◆ TASK PROMPT:
Which of the lines below hold "screenshot"? Please return each one.

(EXTRACTED ENTRIES)

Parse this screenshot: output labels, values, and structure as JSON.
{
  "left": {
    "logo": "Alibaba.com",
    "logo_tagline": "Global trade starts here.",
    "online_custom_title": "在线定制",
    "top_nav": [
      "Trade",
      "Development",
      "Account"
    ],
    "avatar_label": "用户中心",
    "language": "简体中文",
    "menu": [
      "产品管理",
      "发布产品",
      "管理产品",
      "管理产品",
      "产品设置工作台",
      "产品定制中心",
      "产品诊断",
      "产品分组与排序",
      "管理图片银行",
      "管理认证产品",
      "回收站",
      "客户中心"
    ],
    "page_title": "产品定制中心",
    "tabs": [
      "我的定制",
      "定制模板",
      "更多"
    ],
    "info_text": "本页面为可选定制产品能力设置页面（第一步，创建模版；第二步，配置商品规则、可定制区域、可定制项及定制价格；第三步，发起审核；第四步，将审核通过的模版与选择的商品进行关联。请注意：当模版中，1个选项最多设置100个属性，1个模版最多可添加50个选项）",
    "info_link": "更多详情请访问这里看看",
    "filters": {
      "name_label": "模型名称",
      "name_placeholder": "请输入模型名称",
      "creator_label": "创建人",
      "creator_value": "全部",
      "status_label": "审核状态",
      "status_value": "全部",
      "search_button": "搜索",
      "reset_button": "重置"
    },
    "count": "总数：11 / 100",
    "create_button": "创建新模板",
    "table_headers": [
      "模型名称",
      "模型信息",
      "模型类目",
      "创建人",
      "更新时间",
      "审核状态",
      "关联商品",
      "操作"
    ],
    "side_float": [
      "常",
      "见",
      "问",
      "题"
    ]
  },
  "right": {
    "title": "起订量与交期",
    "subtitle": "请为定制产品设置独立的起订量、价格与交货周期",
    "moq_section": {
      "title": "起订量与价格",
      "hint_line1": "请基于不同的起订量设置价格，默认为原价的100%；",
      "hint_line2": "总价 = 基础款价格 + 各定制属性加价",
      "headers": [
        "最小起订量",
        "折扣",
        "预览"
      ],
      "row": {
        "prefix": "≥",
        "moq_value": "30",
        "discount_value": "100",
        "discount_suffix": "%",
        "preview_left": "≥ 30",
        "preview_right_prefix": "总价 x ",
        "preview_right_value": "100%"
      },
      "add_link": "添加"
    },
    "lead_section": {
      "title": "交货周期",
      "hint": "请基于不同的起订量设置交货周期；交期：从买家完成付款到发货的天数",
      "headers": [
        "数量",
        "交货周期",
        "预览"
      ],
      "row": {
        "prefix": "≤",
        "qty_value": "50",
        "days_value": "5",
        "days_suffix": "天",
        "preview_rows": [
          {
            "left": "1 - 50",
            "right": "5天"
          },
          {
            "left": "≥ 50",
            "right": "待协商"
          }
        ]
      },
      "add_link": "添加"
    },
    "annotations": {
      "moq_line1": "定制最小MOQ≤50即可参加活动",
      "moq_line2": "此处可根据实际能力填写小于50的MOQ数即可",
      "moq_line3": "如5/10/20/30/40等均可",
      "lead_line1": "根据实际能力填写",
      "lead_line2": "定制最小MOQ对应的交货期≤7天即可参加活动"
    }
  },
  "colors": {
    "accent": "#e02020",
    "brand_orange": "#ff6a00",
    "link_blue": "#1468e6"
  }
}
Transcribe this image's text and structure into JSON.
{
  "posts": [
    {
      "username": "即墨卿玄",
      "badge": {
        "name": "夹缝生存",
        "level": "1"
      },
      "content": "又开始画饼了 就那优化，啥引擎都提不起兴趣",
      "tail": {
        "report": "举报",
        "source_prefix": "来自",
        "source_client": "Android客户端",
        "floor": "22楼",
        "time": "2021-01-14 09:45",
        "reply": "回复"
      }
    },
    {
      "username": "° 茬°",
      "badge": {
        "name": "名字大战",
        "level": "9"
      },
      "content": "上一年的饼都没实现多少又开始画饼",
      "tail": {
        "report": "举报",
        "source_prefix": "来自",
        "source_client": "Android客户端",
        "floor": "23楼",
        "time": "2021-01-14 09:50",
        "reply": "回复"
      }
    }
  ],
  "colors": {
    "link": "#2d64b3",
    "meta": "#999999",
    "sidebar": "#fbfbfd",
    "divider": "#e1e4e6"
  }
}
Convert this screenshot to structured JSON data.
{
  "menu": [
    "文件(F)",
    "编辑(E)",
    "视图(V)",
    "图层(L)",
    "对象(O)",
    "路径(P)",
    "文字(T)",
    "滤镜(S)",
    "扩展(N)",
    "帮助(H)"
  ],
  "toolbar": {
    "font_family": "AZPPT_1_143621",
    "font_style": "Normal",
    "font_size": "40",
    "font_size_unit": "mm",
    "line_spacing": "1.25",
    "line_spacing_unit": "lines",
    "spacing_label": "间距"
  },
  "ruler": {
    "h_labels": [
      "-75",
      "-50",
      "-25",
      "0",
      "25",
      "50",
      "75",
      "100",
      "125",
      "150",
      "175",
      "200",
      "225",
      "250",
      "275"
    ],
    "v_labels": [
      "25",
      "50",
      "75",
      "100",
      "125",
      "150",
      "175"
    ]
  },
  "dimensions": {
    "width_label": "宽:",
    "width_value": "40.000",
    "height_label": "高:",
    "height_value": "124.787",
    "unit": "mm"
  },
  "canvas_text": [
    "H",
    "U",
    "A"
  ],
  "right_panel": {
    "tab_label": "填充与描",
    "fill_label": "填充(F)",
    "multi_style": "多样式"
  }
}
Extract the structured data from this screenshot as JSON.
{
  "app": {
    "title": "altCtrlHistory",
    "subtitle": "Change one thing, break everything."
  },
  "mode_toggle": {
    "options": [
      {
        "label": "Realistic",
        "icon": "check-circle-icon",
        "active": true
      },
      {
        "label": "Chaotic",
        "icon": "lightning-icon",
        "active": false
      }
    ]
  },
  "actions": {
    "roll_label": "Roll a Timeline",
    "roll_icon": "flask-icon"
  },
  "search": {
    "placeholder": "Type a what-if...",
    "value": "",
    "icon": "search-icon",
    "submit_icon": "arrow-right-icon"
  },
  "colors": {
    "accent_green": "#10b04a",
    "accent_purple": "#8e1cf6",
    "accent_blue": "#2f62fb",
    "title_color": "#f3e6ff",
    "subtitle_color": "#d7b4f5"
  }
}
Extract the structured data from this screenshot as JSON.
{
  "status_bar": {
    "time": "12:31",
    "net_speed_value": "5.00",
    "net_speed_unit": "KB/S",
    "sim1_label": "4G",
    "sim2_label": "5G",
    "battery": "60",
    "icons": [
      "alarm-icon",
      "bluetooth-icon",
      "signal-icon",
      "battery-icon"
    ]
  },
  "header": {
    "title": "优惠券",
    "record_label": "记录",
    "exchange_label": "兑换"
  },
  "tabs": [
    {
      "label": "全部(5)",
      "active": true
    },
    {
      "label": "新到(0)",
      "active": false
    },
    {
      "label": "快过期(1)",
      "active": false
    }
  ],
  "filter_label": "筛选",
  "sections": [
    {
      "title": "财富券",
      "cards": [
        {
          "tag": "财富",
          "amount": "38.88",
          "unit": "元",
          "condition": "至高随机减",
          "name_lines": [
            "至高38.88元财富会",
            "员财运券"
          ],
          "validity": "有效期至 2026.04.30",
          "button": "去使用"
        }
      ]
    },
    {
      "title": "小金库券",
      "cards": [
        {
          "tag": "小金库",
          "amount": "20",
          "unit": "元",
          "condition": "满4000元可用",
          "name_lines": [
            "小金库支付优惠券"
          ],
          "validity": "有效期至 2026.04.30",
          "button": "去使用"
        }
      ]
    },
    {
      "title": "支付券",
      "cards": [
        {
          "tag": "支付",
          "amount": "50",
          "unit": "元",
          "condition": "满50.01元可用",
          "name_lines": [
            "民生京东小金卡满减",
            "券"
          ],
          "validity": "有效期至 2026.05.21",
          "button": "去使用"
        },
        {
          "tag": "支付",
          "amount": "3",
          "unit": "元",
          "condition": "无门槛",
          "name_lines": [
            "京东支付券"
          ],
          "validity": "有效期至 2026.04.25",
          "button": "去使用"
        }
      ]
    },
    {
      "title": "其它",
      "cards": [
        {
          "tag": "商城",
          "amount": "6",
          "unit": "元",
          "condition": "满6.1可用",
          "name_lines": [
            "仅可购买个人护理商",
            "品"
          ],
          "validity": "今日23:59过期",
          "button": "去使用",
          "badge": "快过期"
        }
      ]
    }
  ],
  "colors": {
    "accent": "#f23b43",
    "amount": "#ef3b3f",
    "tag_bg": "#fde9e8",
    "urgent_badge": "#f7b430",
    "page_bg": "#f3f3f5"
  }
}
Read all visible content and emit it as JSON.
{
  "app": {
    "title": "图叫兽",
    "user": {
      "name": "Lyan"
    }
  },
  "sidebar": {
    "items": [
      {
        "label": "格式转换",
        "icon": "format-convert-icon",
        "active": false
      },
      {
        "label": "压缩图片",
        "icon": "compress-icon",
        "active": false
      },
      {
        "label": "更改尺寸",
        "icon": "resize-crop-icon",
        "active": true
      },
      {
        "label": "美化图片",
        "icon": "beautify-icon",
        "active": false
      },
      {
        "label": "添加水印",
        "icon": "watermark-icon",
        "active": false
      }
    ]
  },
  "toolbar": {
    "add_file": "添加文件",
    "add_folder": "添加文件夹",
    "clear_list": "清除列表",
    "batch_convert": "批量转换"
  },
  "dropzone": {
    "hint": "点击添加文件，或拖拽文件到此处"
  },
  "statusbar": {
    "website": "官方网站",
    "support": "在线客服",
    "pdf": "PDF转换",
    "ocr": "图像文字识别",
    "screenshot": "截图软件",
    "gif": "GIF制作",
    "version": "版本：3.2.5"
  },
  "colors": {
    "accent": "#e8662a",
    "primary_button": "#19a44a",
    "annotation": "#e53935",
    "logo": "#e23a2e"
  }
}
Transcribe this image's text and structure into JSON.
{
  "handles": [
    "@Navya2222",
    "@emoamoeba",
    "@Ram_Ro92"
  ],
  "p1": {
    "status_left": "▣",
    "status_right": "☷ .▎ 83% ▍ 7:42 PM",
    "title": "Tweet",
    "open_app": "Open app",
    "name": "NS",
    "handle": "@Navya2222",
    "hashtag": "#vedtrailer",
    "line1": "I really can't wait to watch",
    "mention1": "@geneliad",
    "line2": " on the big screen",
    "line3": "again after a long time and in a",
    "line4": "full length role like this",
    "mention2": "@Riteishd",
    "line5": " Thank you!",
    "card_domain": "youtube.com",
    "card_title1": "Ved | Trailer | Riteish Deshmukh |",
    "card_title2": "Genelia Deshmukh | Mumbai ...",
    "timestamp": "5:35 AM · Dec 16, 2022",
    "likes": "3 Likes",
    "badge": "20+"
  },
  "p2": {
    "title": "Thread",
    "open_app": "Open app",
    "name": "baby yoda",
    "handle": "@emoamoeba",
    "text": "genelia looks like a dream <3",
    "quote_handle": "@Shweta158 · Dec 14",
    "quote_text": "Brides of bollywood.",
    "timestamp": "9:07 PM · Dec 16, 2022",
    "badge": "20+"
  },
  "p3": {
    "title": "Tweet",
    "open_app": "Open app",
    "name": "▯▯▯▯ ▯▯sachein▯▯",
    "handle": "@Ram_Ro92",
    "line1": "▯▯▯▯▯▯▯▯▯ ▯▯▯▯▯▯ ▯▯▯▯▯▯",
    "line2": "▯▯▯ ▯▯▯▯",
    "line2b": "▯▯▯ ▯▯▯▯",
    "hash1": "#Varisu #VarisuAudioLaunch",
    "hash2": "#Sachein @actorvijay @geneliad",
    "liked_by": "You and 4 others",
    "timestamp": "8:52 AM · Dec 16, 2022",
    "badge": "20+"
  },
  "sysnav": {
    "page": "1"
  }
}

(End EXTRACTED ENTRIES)

◆ RESULT OF THIS EXERCISE:
Parse this screenshot: output labels, values, and structure as JSON.
Convert this screenshot to structured JSON data.
Extract the structured data from this screenshot as JSON.
Extract the structured data from this screenshot as JSON.
    "screenshot": "截图软件",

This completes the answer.